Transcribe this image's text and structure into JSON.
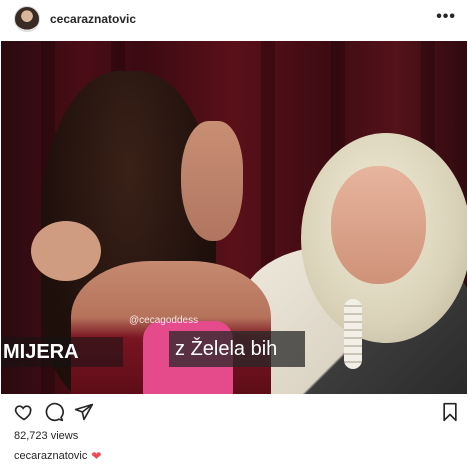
{
  "header": {
    "username": "cecaraznatovic",
    "more_label": "•••"
  },
  "media": {
    "watermark": "@cecagoddess",
    "lower_left_text": "MIJERA",
    "caption_text": "Želela bih",
    "caption_prefix": "z"
  },
  "actions": {
    "icons": [
      "heart-icon",
      "comment-icon",
      "share-icon",
      "bookmark-icon"
    ]
  },
  "stats": {
    "views": "82,723 views"
  },
  "caption": {
    "username": "cecaraznatovic",
    "emoji": "❤"
  },
  "colors": {
    "heart_red": "#ed4956",
    "text": "#262626"
  }
}
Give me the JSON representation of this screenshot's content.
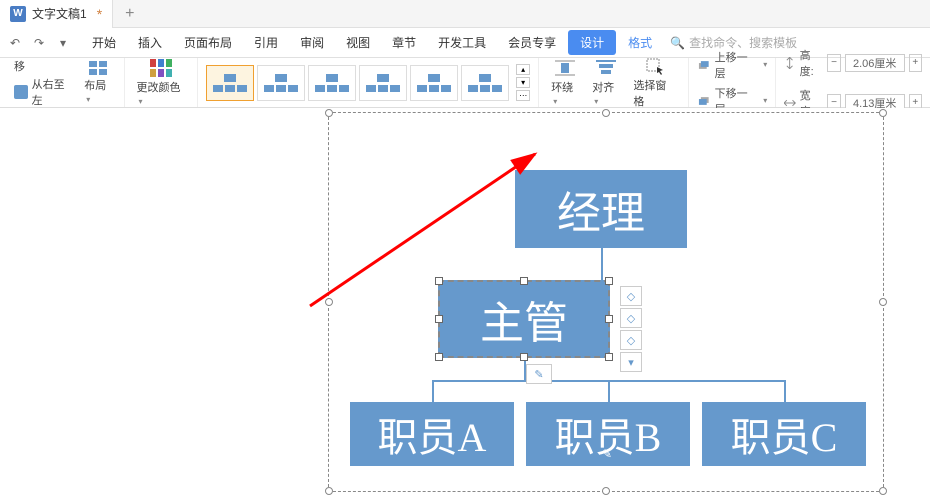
{
  "tab": {
    "icon_letter": "W",
    "title": "文字文稿1",
    "modified": "*",
    "add": "+"
  },
  "qat": {
    "undo": "↶",
    "redo": "↷"
  },
  "menu": {
    "start": "开始",
    "insert": "插入",
    "page_layout": "页面布局",
    "ref": "引用",
    "review": "审阅",
    "view": "视图",
    "chapter": "章节",
    "dev_tools": "开发工具",
    "member": "会员专享",
    "design": "设计",
    "format": "格式"
  },
  "search": {
    "placeholder": "查找命令、搜索模板"
  },
  "ribbon": {
    "move_label": "移",
    "rtl_label": "从右至左",
    "layout_label": "布局",
    "change_color": "更改颜色",
    "wrap": "环绕",
    "align": "对齐",
    "select_pane": "选择窗格",
    "move_up": "上移一层",
    "move_down": "下移一层",
    "height_label": "高度:",
    "width_label": "宽度:",
    "height_value": "2.06厘米",
    "width_value": "4.13厘米"
  },
  "chart_data": {
    "type": "org-chart",
    "nodes": [
      {
        "id": "manager",
        "label": "经理",
        "level": 0
      },
      {
        "id": "supervisor",
        "label": "主管",
        "level": 1,
        "parent": "manager",
        "selected": true
      },
      {
        "id": "empA",
        "label": "职员A",
        "level": 2,
        "parent": "supervisor"
      },
      {
        "id": "empB",
        "label": "职员B",
        "level": 2,
        "parent": "supervisor"
      },
      {
        "id": "empC",
        "label": "职员C",
        "level": 2,
        "parent": "supervisor"
      }
    ],
    "colors": {
      "node_bg": "#6699cc",
      "node_text": "#ffffff"
    }
  }
}
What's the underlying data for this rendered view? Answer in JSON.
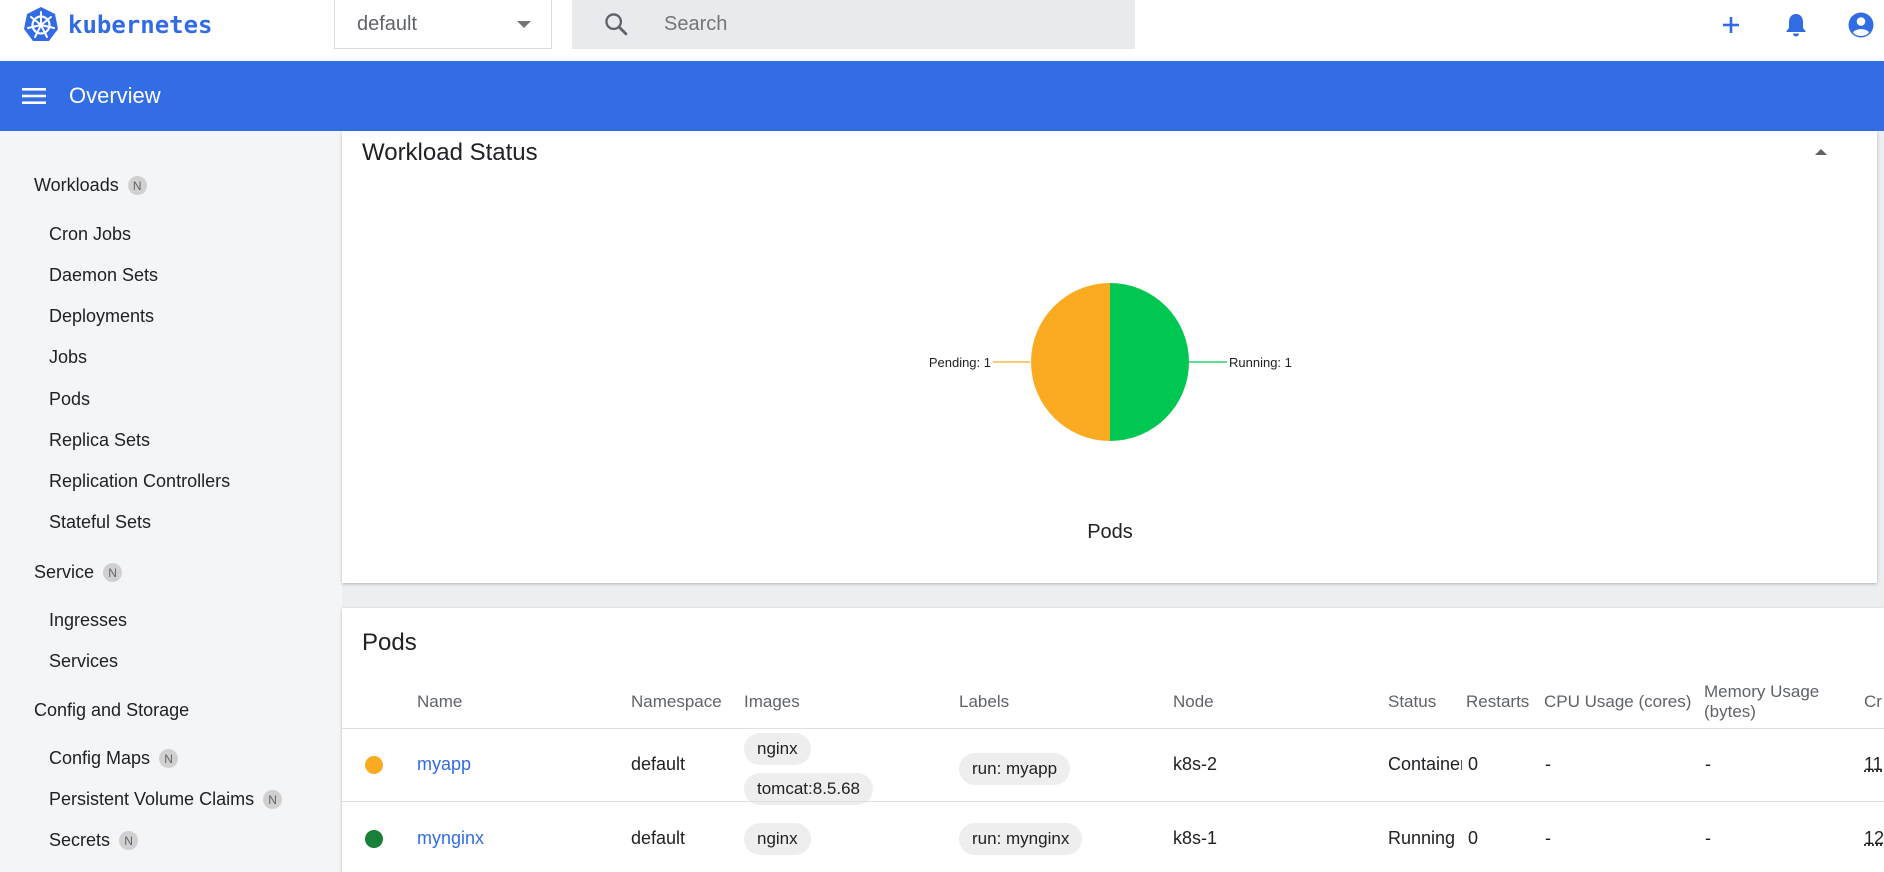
{
  "app": {
    "logo_text": "kubernetes"
  },
  "namespace_select": {
    "value": "default"
  },
  "search": {
    "placeholder": "Search"
  },
  "header": {
    "title": "Overview"
  },
  "sidebar": {
    "sections": [
      {
        "label": "Workloads",
        "badge": "N"
      },
      {
        "label": "Service",
        "badge": "N"
      },
      {
        "label": "Config and Storage"
      }
    ],
    "workloads": [
      "Cron Jobs",
      "Daemon Sets",
      "Deployments",
      "Jobs",
      "Pods",
      "Replica Sets",
      "Replication Controllers",
      "Stateful Sets"
    ],
    "service": [
      "Ingresses",
      "Services"
    ],
    "config": [
      {
        "label": "Config Maps",
        "badge": "N"
      },
      {
        "label": "Persistent Volume Claims",
        "badge": "N"
      },
      {
        "label": "Secrets",
        "badge": "N"
      }
    ]
  },
  "workload_status": {
    "title": "Workload Status",
    "pie_label_pending": "Pending: 1",
    "pie_label_running": "Running: 1",
    "pie_caption": "Pods"
  },
  "chart_data": {
    "type": "pie",
    "title": "Pods",
    "slices": [
      {
        "label": "Pending",
        "value": 1,
        "color": "#faab21"
      },
      {
        "label": "Running",
        "value": 1,
        "color": "#00c752"
      }
    ]
  },
  "pods": {
    "title": "Pods",
    "columns": [
      "Name",
      "Namespace",
      "Images",
      "Labels",
      "Node",
      "Status",
      "Restarts",
      "CPU Usage (cores)",
      "Memory Usage (bytes)",
      "Cr"
    ],
    "rows": [
      {
        "status_color": "#faab21",
        "name": "myapp",
        "namespace": "default",
        "images": [
          "nginx",
          "tomcat:8.5.68"
        ],
        "labels": [
          "run: myapp"
        ],
        "node": "k8s-2",
        "status": "Container",
        "restarts": "0",
        "cpu": "-",
        "memory": "-",
        "created": "11"
      },
      {
        "status_color": "#188038",
        "name": "mynginx",
        "namespace": "default",
        "images": [
          "nginx"
        ],
        "labels": [
          "run: mynginx"
        ],
        "node": "k8s-1",
        "status": "Running",
        "restarts": "0",
        "cpu": "-",
        "memory": "-",
        "created": "12"
      }
    ]
  },
  "colors": {
    "brand": "#326ce5",
    "header": "#326de6",
    "pending": "#faab21",
    "running": "#00c752"
  }
}
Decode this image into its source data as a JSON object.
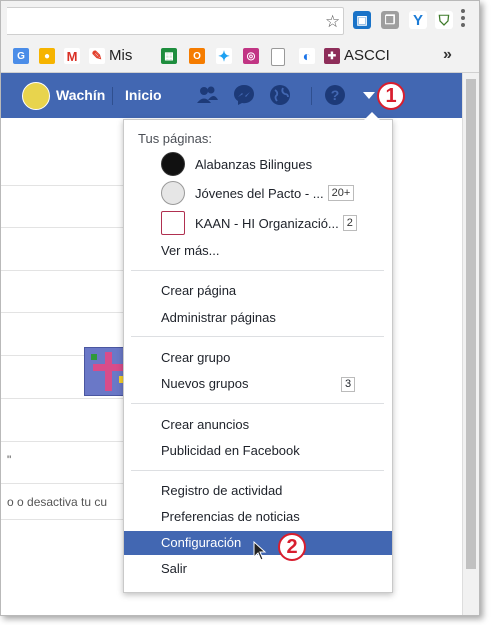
{
  "browser": {
    "bookmarks": {
      "mis_label": "Mis",
      "ascci_label": "ASCCI",
      "more_label": "»"
    }
  },
  "facebook": {
    "user_name": "Wachín",
    "home_label": "Inicio",
    "step1": "1",
    "step2": "2"
  },
  "background": {
    "quote_mark": "\"",
    "cut_text": "o o desactiva tu cu"
  },
  "menu": {
    "pages_header": "Tus páginas:",
    "pages": [
      {
        "name": "Alabanzas Bilingues",
        "count": ""
      },
      {
        "name": "Jóvenes del Pacto - ...",
        "count": "20+"
      },
      {
        "name": "KAAN - HI Organizació...",
        "count": "2"
      }
    ],
    "see_more": "Ver más...",
    "create_page": "Crear página",
    "manage_pages": "Administrar páginas",
    "create_group": "Crear grupo",
    "new_groups": "Nuevos grupos",
    "new_groups_count": "3",
    "create_ads": "Crear anuncios",
    "advertising": "Publicidad en Facebook",
    "activity_log": "Registro de actividad",
    "news_prefs": "Preferencias de noticias",
    "settings": "Configuración",
    "logout": "Salir"
  },
  "colors": {
    "fb_blue": "#4267b2",
    "badge_red": "#d81e2e"
  }
}
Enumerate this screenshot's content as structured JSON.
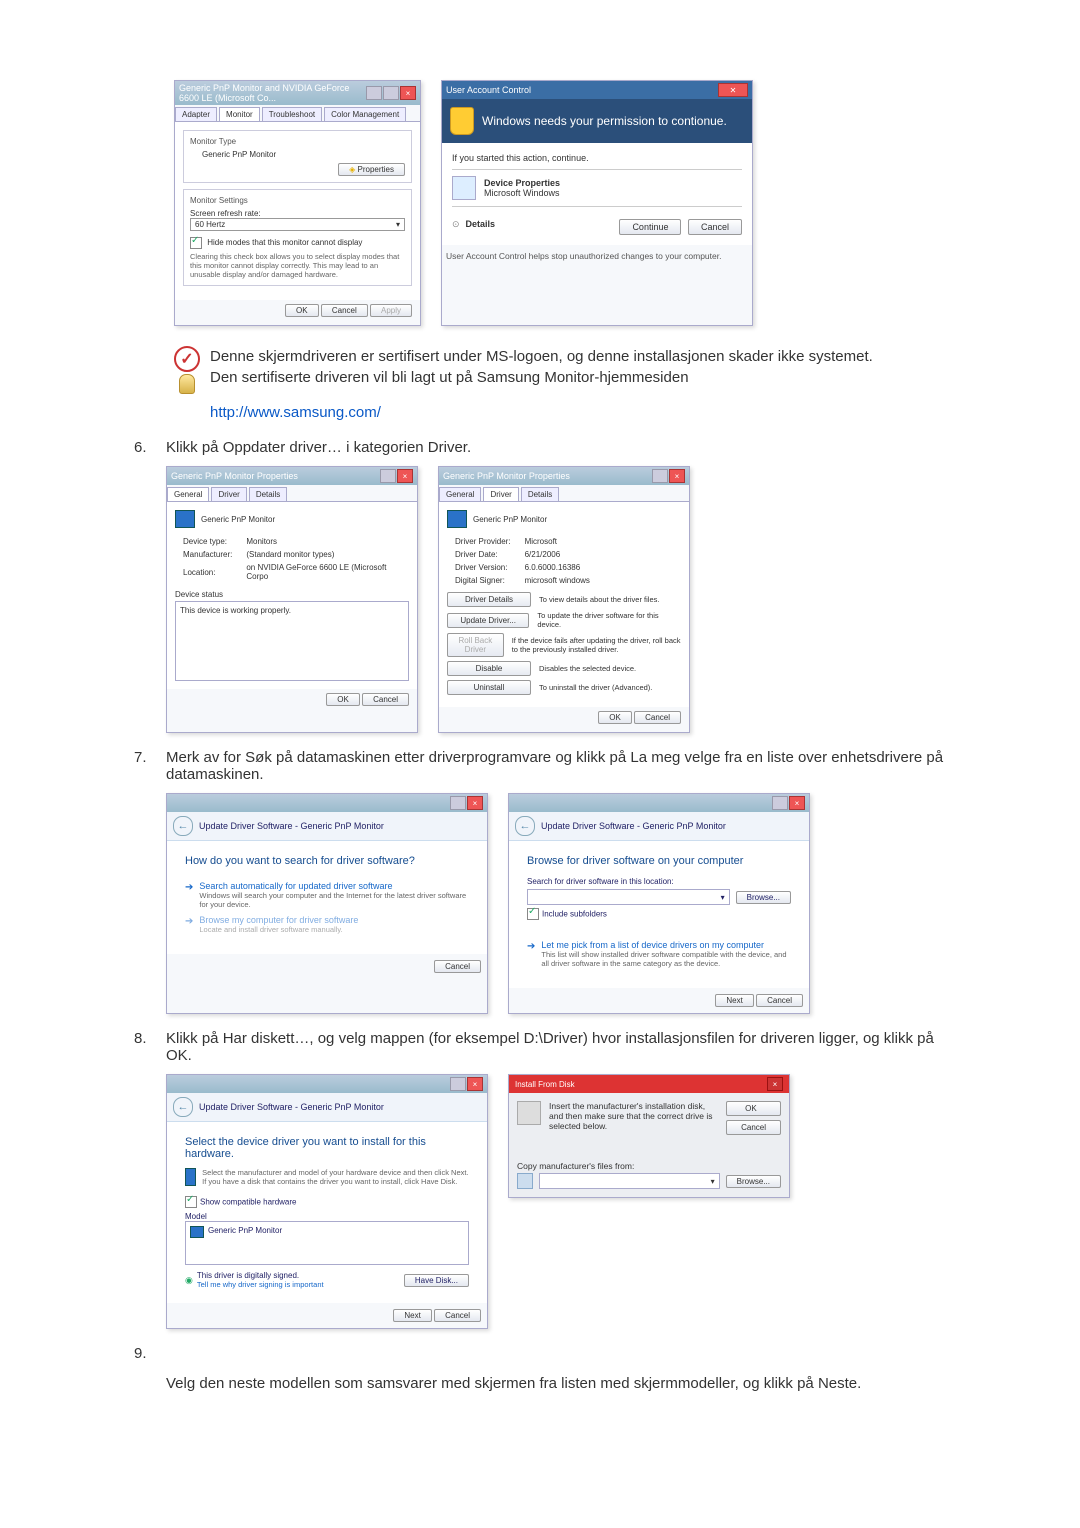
{
  "dialog1": {
    "title": "Generic PnP Monitor and NVIDIA GeForce 6600 LE (Microsoft Co...",
    "tabs": {
      "adapter": "Adapter",
      "monitor": "Monitor",
      "troubleshoot": "Troubleshoot",
      "color": "Color Management"
    },
    "monitorType": "Monitor Type",
    "monitorName": "Generic PnP Monitor",
    "propertiesBtn": "Properties",
    "settings": "Monitor Settings",
    "refreshLabel": "Screen refresh rate:",
    "refreshValue": "60 Hertz",
    "hideModes": "Hide modes that this monitor cannot display",
    "hideHint": "Clearing this check box allows you to select display modes that this monitor cannot display correctly. This may lead to an unusable display and/or damaged hardware.",
    "ok": "OK",
    "cancel": "Cancel",
    "apply": "Apply"
  },
  "uac": {
    "title": "User Account Control",
    "headline": "Windows needs your permission to contionue.",
    "started": "If you started this action, continue.",
    "item1": "Device Properties",
    "item2": "Microsoft Windows",
    "details": "Details",
    "continue": "Continue",
    "cancel": "Cancel",
    "foot": "User Account Control helps stop unauthorized changes to your computer."
  },
  "note": {
    "line1": "Denne skjermdriveren er sertifisert under MS-logoen, og denne installasjonen skader ikke systemet.",
    "line2": "Den sertifiserte driveren vil bli lagt ut på Samsung Monitor-hjemmesiden",
    "link": "http://www.samsung.com/"
  },
  "step6": {
    "num": "6.",
    "text": "Klikk på Oppdater driver… i kategorien Driver.",
    "propsA": {
      "title": "Generic PnP Monitor Properties",
      "tabs": {
        "general": "General",
        "driver": "Driver",
        "details": "Details"
      },
      "name": "Generic PnP Monitor",
      "rows": {
        "devtype_l": "Device type:",
        "devtype_v": "Monitors",
        "manu_l": "Manufacturer:",
        "manu_v": "(Standard monitor types)",
        "loc_l": "Location:",
        "loc_v": "on NVIDIA GeForce 6600 LE (Microsoft Corpo"
      },
      "statusLabel": "Device status",
      "statusText": "This device is working properly.",
      "ok": "OK",
      "cancel": "Cancel"
    },
    "propsB": {
      "title": "Generic PnP Monitor Properties",
      "name": "Generic PnP Monitor",
      "rows": {
        "prov_l": "Driver Provider:",
        "prov_v": "Microsoft",
        "date_l": "Driver Date:",
        "date_v": "6/21/2006",
        "ver_l": "Driver Version:",
        "ver_v": "6.0.6000.16386",
        "sign_l": "Digital Signer:",
        "sign_v": "microsoft windows"
      },
      "btns": {
        "details": "Driver Details",
        "details_d": "To view details about the driver files.",
        "update": "Update Driver...",
        "update_d": "To update the driver software for this device.",
        "rollback": "Roll Back Driver",
        "rollback_d": "If the device fails after updating the driver, roll back to the previously installed driver.",
        "disable": "Disable",
        "disable_d": "Disables the selected device.",
        "uninstall": "Uninstall",
        "uninstall_d": "To uninstall the driver (Advanced)."
      },
      "ok": "OK",
      "cancel": "Cancel"
    }
  },
  "step7": {
    "num": "7.",
    "text": "Merk av for Søk på datamaskinen etter driverprogramvare og klikk på La meg velge fra en liste over enhetsdrivere på datamaskinen.",
    "wizA": {
      "crumb": "Update Driver Software - Generic PnP Monitor",
      "q": "How do you want to search for driver software?",
      "opt1": "Search automatically for updated driver software",
      "opt1s": "Windows will search your computer and the Internet for the latest driver software for your device.",
      "opt2": "Browse my computer for driver software",
      "opt2s": "Locate and install driver software manually.",
      "cancel": "Cancel"
    },
    "wizB": {
      "crumb": "Update Driver Software - Generic PnP Monitor",
      "q": "Browse for driver software on your computer",
      "searchLabel": "Search for driver software in this location:",
      "browse": "Browse...",
      "include": "Include subfolders",
      "opt": "Let me pick from a list of device drivers on my computer",
      "opts": "This list will show installed driver software compatible with the device, and all driver software in the same category as the device.",
      "next": "Next",
      "cancel": "Cancel"
    }
  },
  "step8": {
    "num": "8.",
    "text": "Klikk på Har diskett…, og velg mappen (for eksempel D:\\Driver) hvor installasjonsfilen for driveren ligger, og klikk på OK.",
    "wiz": {
      "crumb": "Update Driver Software - Generic PnP Monitor",
      "q": "Select the device driver you want to install for this hardware.",
      "hint": "Select the manufacturer and model of your hardware device and then click Next. If you have a disk that contains the driver you want to install, click Have Disk.",
      "compat": "Show compatible hardware",
      "model": "Model",
      "item": "Generic PnP Monitor",
      "signed": "This driver is digitally signed.",
      "tell": "Tell me why driver signing is important",
      "havedisk": "Have Disk...",
      "next": "Next",
      "cancel": "Cancel"
    },
    "install": {
      "title": "Install From Disk",
      "msg": "Insert the manufacturer's installation disk, and then make sure that the correct drive is selected below.",
      "ok": "OK",
      "cancel": "Cancel",
      "copy": "Copy manufacturer's files from:",
      "browse": "Browse..."
    }
  },
  "step9": {
    "num": "9.",
    "text": "Velg den neste modellen som samsvarer med skjermen fra listen med skjermmodeller, og klikk på Neste."
  }
}
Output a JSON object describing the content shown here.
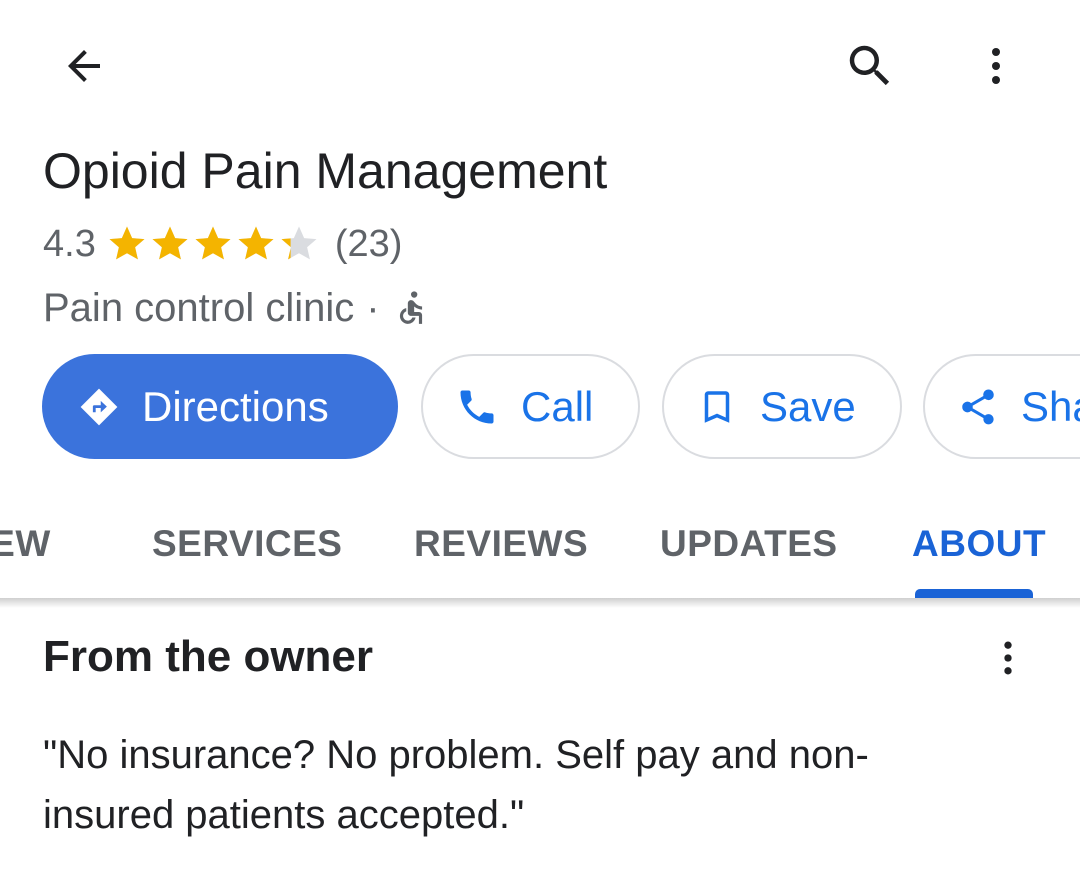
{
  "top_bar": {
    "back_icon": "arrow-back-icon",
    "search_icon": "search-icon",
    "more_icon": "more-vert-icon"
  },
  "place": {
    "name": "Opioid Pain Management",
    "rating": "4.3",
    "rating_value": 4.3,
    "reviews_count": "(23)",
    "category": "Pain control clinic",
    "separator": "·",
    "accessibility_icon": "wheelchair-accessible-icon"
  },
  "actions": [
    {
      "label": "Directions",
      "icon": "directions-icon"
    },
    {
      "label": "Call",
      "icon": "phone-icon"
    },
    {
      "label": "Save",
      "icon": "bookmark-icon"
    },
    {
      "label": "Share",
      "icon": "share-icon"
    }
  ],
  "tabs": [
    {
      "label": "OVERVIEW",
      "selected": false
    },
    {
      "label": "SERVICES",
      "selected": false
    },
    {
      "label": "REVIEWS",
      "selected": false
    },
    {
      "label": "UPDATES",
      "selected": false
    },
    {
      "label": "ABOUT",
      "selected": true
    }
  ],
  "owner_section": {
    "title": "From the owner",
    "more_icon": "more-vert-icon",
    "text": "\"No insurance? No problem. Self pay and non-insured patients accepted.\""
  },
  "colors": {
    "accent": "#1a73e8",
    "directions_button": "#3b73dc",
    "star": "#f4b400",
    "star_empty": "#dadce0",
    "muted_text": "#5f6368"
  }
}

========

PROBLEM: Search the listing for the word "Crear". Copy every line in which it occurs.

FINAL ANSWER:
    "create_page": "Crear página",
    "create_group": "Crear grupo",
    "create_ads": "Crear anuncios",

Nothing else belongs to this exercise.